New Themes for a New North Dakota
This may seem like an odd thing for me, a professional historian, to say, but history can be hazardous to the health of a commonwealth. It seems to me, in 2011, that the way we think about our history here in North Dakota is a problem. We need to come to terms with our past, and our present, in more constructive ways.
There is a considerable literature among academic and intellectual folk about the negative mindset of people in North Dakota. Usually this is ascribed to some sort of rustic stubbornness among rural Dakotans. The exasperating pessimism that so frustrates economic and social entrepreneurs, however, does not grow from the grassroots. Rather it flows from that font of wisdom which is the academic establishment.
In general, the academic establishment has been captured by what has come to be known among a few of us revisionists as the “declensionist narrative.” This involves what I sometimes call, in simpler terms, the assumption of inevitable decline. Things are going downhill, they have been for a long time, and it’s only going to get worse. This is the declensionist narrative.
The keeper of the narrative in North Dakota is our eminent historian, Elwyn Robinson, of the University of North Dakota. A half-century ago he laid out what he called the “six themes of North Dakota history.” Let’s run through these, and then see what they add up to.
1. Remoteness. North Dakota is a long way, Professor Robinson tells us, from anything that matters.
2. Dependence. We look to metropolitan centers elsewhere for all good things. This is no place for the rugged individual.
3. Radicalism. We have a chip on our shoulder. We’re cranky people.
4. Economic Disadvantage. Don’t get your hopes up, the big boys in Minneapolis are going to snatch away any profits you may generate.
5. The Too-Much Mistake. We have too many towns, schools, farms, and so on, and we need to get rid of most of them.
6. Adjustment to the Imperatives of a Cool, Subhumid Grassland. Which is to say, this is a nasty place to live.
What do all these six themes have in common? Every one is a negative factor. Of the six themes Professor Robinson says explain the history of North Dakota, not one is positive.
In 1960 these were reasonable explanatory factors.
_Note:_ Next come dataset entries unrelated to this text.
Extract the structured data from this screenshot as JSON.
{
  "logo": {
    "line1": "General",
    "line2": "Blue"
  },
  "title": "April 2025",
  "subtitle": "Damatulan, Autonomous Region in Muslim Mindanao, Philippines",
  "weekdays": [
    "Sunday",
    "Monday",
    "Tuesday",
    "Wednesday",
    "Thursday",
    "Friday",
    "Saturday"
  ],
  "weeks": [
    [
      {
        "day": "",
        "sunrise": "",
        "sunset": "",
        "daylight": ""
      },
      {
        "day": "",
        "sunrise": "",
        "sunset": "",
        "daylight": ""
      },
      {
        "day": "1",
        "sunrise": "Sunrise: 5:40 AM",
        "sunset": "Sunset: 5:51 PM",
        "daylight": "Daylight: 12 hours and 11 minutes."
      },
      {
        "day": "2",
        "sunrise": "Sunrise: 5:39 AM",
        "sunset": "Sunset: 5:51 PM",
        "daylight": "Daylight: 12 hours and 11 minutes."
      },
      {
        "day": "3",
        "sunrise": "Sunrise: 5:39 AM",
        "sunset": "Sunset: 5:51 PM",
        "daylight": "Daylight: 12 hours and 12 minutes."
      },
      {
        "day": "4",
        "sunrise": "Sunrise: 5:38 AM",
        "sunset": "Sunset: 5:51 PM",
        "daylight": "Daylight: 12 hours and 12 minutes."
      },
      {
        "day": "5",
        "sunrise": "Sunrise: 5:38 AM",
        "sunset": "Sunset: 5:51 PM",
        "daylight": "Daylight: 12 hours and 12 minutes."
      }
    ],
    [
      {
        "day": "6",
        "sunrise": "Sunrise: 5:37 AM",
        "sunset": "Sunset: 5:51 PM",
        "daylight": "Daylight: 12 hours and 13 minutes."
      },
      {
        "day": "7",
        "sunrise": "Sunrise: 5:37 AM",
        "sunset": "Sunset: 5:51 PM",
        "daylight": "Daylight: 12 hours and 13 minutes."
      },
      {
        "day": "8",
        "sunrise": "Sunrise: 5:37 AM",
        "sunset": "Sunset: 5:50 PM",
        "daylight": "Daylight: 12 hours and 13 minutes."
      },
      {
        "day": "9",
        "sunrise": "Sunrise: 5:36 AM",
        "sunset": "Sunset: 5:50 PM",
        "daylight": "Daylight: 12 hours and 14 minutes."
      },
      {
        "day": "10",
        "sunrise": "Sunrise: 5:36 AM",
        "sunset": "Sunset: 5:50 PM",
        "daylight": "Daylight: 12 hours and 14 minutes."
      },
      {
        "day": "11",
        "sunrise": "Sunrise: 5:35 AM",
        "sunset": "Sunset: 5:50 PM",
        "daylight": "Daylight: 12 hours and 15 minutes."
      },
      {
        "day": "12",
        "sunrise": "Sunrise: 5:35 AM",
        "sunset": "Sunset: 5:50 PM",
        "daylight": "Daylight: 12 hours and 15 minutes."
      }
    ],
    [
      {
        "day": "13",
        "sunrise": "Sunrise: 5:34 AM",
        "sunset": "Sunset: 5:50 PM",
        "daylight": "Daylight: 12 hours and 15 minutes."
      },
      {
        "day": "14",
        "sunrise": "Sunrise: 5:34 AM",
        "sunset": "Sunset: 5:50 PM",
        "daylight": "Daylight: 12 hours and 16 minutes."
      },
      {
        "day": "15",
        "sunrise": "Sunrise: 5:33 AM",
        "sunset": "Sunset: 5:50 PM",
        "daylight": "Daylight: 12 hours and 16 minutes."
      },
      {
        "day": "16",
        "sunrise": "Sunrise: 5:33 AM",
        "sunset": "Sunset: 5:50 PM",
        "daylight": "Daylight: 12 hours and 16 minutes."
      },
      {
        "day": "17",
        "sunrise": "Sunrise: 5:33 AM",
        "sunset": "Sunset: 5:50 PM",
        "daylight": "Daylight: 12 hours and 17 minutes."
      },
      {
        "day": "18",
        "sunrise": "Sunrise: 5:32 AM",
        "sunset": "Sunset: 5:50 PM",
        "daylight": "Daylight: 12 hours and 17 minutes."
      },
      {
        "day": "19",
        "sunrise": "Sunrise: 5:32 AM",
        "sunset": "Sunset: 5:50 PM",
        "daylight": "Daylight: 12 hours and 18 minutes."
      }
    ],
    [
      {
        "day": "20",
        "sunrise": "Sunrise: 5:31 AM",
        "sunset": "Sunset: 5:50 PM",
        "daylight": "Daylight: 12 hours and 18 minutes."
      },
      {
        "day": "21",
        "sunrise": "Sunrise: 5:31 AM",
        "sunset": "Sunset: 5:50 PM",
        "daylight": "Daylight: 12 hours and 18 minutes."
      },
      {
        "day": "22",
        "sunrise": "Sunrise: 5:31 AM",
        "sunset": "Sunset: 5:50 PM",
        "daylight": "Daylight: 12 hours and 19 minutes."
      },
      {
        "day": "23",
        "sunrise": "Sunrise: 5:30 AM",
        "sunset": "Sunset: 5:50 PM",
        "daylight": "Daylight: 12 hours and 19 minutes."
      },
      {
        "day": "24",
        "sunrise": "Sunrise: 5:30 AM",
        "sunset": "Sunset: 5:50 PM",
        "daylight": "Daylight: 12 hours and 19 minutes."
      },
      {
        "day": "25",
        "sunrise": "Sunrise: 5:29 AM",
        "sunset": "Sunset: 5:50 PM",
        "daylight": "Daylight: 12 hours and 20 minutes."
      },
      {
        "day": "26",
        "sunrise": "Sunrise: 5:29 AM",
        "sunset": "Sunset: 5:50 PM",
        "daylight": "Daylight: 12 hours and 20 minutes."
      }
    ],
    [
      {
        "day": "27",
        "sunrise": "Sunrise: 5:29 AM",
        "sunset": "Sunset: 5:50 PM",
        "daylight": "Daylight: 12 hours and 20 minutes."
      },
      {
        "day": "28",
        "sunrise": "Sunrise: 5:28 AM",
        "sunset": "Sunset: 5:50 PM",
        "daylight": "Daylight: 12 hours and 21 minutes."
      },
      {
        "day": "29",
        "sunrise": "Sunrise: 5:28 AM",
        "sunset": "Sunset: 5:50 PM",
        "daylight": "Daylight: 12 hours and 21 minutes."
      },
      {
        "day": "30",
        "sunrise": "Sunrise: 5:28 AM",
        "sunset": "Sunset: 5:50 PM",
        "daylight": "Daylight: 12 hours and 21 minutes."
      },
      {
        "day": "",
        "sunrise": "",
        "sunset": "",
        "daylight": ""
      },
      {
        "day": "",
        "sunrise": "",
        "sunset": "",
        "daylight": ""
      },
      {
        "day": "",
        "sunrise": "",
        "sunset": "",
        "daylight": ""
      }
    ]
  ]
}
The story as then told made sense. This far into the 21st century, however, the celebrated six themes sound like six excuses for people who have been blessed by God not to make the best use of His gifts. Allow me to suggest the themes of North Dakota most pertinent today.
1. Long-term profitability in agriculture. We can make money raising wheat, for pete’s sake. Commodity prices rest today on a new, higher plateau.
2. A thirty-year energy boom. Maybe it will be longer than thirty years, but that’s long enough to make the point.
3. A thriving knowledge industry. Digital, pharmaceutical, defense, we have it all.
4. For the first time since the 1880s, a positive brand–something we haven’t had since Dakota was a territory.
There you have our four themes. Let’s make some history.